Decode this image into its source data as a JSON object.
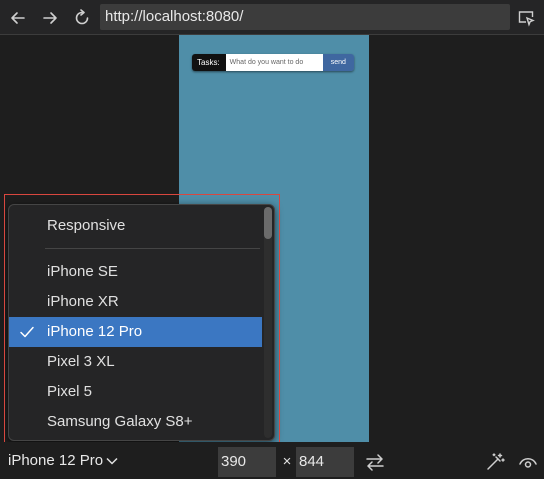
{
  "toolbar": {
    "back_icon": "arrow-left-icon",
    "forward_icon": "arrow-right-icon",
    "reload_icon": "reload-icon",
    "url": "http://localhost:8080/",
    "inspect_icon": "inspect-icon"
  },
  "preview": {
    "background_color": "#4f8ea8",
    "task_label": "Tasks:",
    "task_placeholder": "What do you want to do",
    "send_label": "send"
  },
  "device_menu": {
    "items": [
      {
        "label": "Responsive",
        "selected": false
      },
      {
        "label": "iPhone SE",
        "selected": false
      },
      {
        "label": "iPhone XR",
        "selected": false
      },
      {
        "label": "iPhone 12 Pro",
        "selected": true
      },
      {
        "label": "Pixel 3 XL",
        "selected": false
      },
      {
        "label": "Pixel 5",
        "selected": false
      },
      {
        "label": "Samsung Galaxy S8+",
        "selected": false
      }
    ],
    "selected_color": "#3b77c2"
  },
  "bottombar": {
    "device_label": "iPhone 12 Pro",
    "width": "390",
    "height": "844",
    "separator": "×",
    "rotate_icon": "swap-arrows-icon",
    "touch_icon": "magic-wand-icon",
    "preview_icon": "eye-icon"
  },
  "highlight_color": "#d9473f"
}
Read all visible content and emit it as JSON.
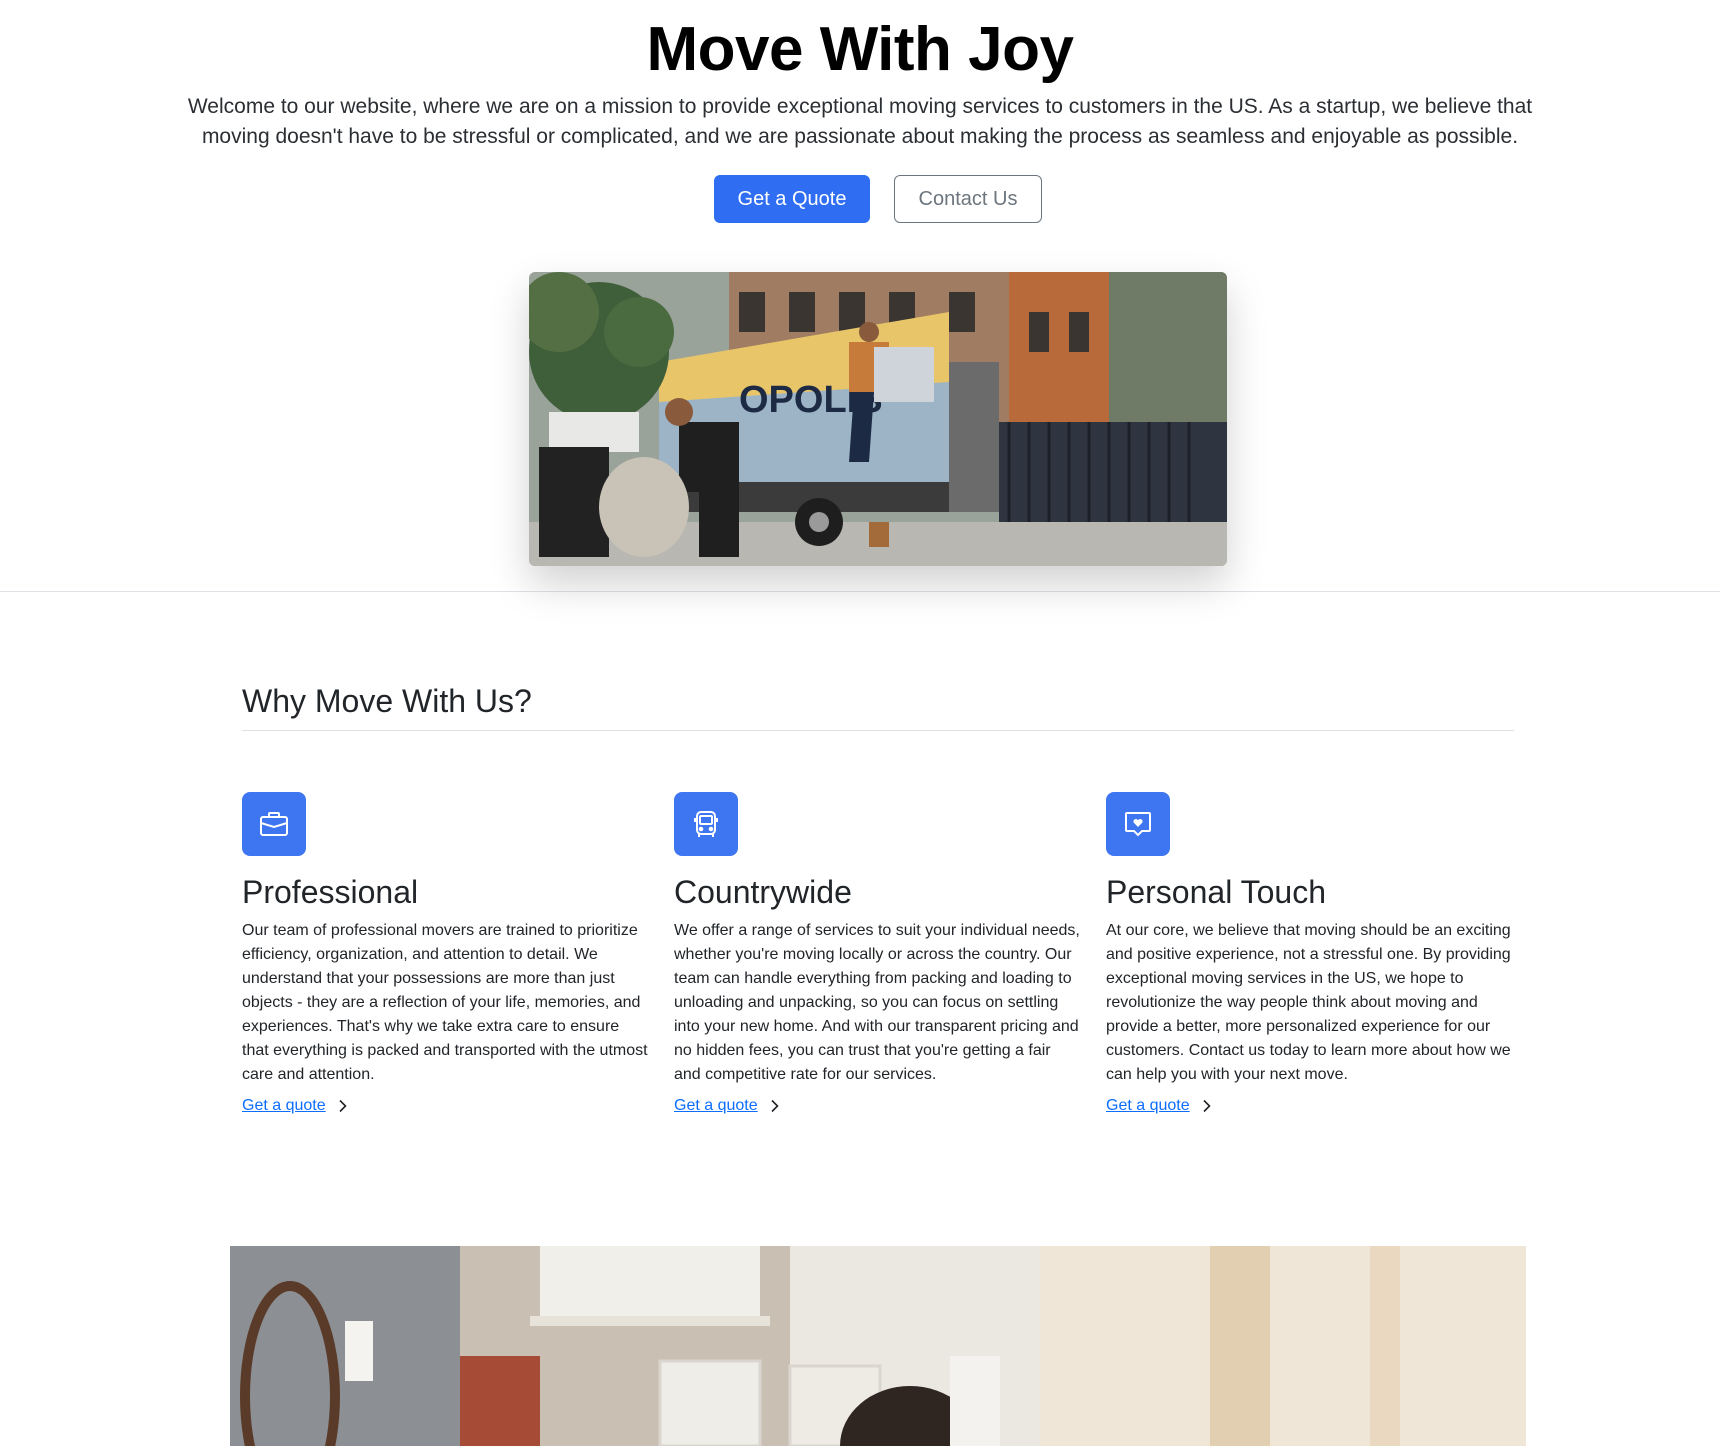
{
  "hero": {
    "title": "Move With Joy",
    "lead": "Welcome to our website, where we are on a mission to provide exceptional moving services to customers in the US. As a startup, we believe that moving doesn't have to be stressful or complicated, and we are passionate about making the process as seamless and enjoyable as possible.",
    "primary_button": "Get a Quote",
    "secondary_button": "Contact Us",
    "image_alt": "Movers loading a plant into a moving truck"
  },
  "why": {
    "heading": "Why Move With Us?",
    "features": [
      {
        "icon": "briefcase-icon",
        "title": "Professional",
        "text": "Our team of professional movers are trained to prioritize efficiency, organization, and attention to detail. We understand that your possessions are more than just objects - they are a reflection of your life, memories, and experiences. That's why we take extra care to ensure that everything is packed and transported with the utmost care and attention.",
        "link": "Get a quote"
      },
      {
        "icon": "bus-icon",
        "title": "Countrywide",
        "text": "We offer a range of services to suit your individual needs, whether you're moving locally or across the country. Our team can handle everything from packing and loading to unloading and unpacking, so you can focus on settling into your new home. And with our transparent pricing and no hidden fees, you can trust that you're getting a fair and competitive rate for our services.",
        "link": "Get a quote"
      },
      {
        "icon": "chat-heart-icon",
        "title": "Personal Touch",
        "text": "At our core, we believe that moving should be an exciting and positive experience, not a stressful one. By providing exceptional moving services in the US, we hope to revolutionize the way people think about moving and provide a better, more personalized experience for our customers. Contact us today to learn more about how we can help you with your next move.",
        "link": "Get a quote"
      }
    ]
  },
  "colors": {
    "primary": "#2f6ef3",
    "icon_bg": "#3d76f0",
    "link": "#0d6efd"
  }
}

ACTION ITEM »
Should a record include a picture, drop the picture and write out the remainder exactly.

SOLUTION TO THIS TASK »
Decode this image into its source data as a JSON object.
{
  "toolbar": {
    "back_icon": "arrow-left-icon",
    "forward_icon": "arrow-right-icon",
    "reload_icon": "reload-icon",
    "url": "http://localhost:8080/",
    "inspect_icon": "inspect-icon"
  },
  "preview": {
    "background_color": "#4f8ea8",
    "task_label": "Tasks:",
    "task_placeholder": "What do you want to do",
    "send_label": "send"
  },
  "device_menu": {
    "items": [
      {
        "label": "Responsive",
        "selected": false
      },
      {
        "label": "iPhone SE",
        "selected": false
      },
      {
        "label": "iPhone XR",
        "selected": false
      },
      {
        "label": "iPhone 12 Pro",
        "selected": true
      },
      {
        "label": "Pixel 3 XL",
        "selected": false
      },
      {
        "label": "Pixel 5",
        "selected": false
      },
      {
        "label": "Samsung Galaxy S8+",
        "selected": false
      }
    ],
    "selected_color": "#3b77c2"
  },
  "bottombar": {
    "device_label": "iPhone 12 Pro",
    "width": "390",
    "height": "844",
    "separator": "×",
    "rotate_icon": "swap-arrows-icon",
    "touch_icon": "magic-wand-icon",
    "preview_icon": "eye-icon"
  },
  "highlight_color": "#d9473f"
}
Read all visible content and emit it as JSON.
{
  "hero": {
    "title": "Move With Joy",
    "lead": "Welcome to our website, where we are on a mission to provide exceptional moving services to customers in the US. As a startup, we believe that moving doesn't have to be stressful or complicated, and we are passionate about making the process as seamless and enjoyable as possible.",
    "primary_button": "Get a Quote",
    "secondary_button": "Contact Us",
    "image_alt": "Movers loading a plant into a moving truck"
  },
  "why": {
    "heading": "Why Move With Us?",
    "features": [
      {
        "icon": "briefcase-icon",
        "title": "Professional",
        "text": "Our team of professional movers are trained to prioritize efficiency, organization, and attention to detail. We understand that your possessions are more than just objects - they are a reflection of your life, memories, and experiences. That's why we take extra care to ensure that everything is packed and transported with the utmost care and attention.",
        "link": "Get a quote"
      },
      {
        "icon": "bus-icon",
        "title": "Countrywide",
        "text": "We offer a range of services to suit your individual needs, whether you're moving locally or across the country. Our team can handle everything from packing and loading to unloading and unpacking, so you can focus on settling into your new home. And with our transparent pricing and no hidden fees, you can trust that you're getting a fair and competitive rate for our services.",
        "link": "Get a quote"
      },
      {
        "icon": "chat-heart-icon",
        "title": "Personal Touch",
        "text": "At our core, we believe that moving should be an exciting and positive experience, not a stressful one. By providing exceptional moving services in the US, we hope to revolutionize the way people think about moving and provide a better, more personalized experience for our customers. Contact us today to learn more about how we can help you with your next move.",
        "link": "Get a quote"
      }
    ]
  },
  "colors": {
    "primary": "#2f6ef3",
    "icon_bg": "#3d76f0",
    "link": "#0d6efd"
  }
}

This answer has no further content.